FLICKR, PICTURES OF MONEYMany members of the biomedical science community are voicing their displeasure that the National Institutes of Health (NIH) has decided to abandon a plan to limit the federal funding flowing to individual researchers. More than 950 researchers have signed an online petition that asks the NIH to reconsider its decision to move away from a new program, called the Grant Support Index (GSI), which it floated earlier this year.
The GSI was designed to institute a point system that would ensure that the federal agency spread its funds around to more scientists, rather than having that money pool in the coffers of established and well-funded investigators.
Critics claimed that the study used to support the GSI, which established a connection between increasing NIH funding and lab productivity, was flawed. The NIH decided to scrap the GSI program in June.
But signers of the petition, launched by Mark Peifer, a cell biologist at the University of North Carolina, Chapel Hill, to reinstate the GSI program say that the spirit of the policy was good for the biomedical research enterprise. “The reversal of the GSI policy suggests that a small number of powerful scientists can drive key policy decisions, to the detriment of the community and to the efficiency of the enterprise,” reads the petition letter. “This sends a severely demoralizing message to the whole field. We thus urge you to reconsider imposing a cap on individual Investigators, a critical tool to ensure a future for American biomedical scientists.”

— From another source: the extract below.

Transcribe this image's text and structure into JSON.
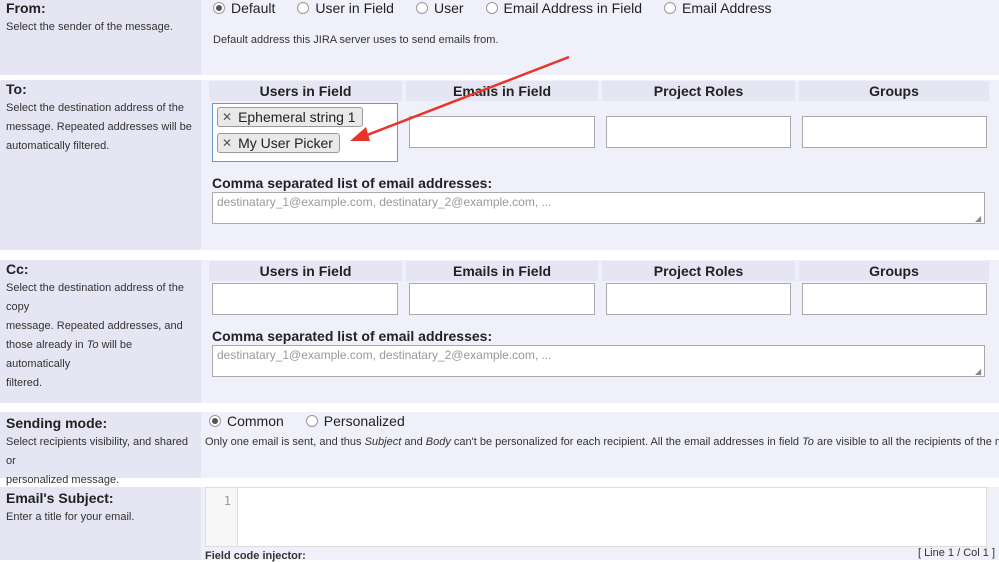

The NIH says that another program, the Next Generation Researcher Initiative to Strengthen the Biomedical Research Enterprise, is a more appropriate way to address the problem. “We are shifting toward a bold, more focused approach to bolster support to early- and mid-career investigators while we continue to work with experts on approaches to evaluate our research portfolio,” wrote NIH director Francis Collins in a statement explaining the decision to jettison the GSI program in June.

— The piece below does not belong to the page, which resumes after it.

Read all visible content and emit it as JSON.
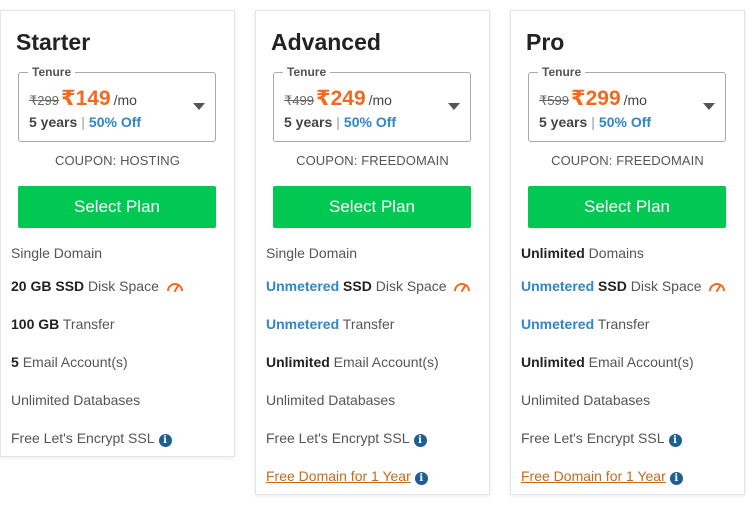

“NIH has formed an Advisory Committee to the Director [of the] Next Generation Researchers Working Group to provide advice on the development, implementation, and analysis of the Next Generation policy to increase the number of NIH-funded early stage investigators and early established investigators and stabilize the career trajectory of scientists,” according to a statement from NIH emailed to The Scientist. “The working group includes 16 members, ranging in career-stage from graduate student to full professor.”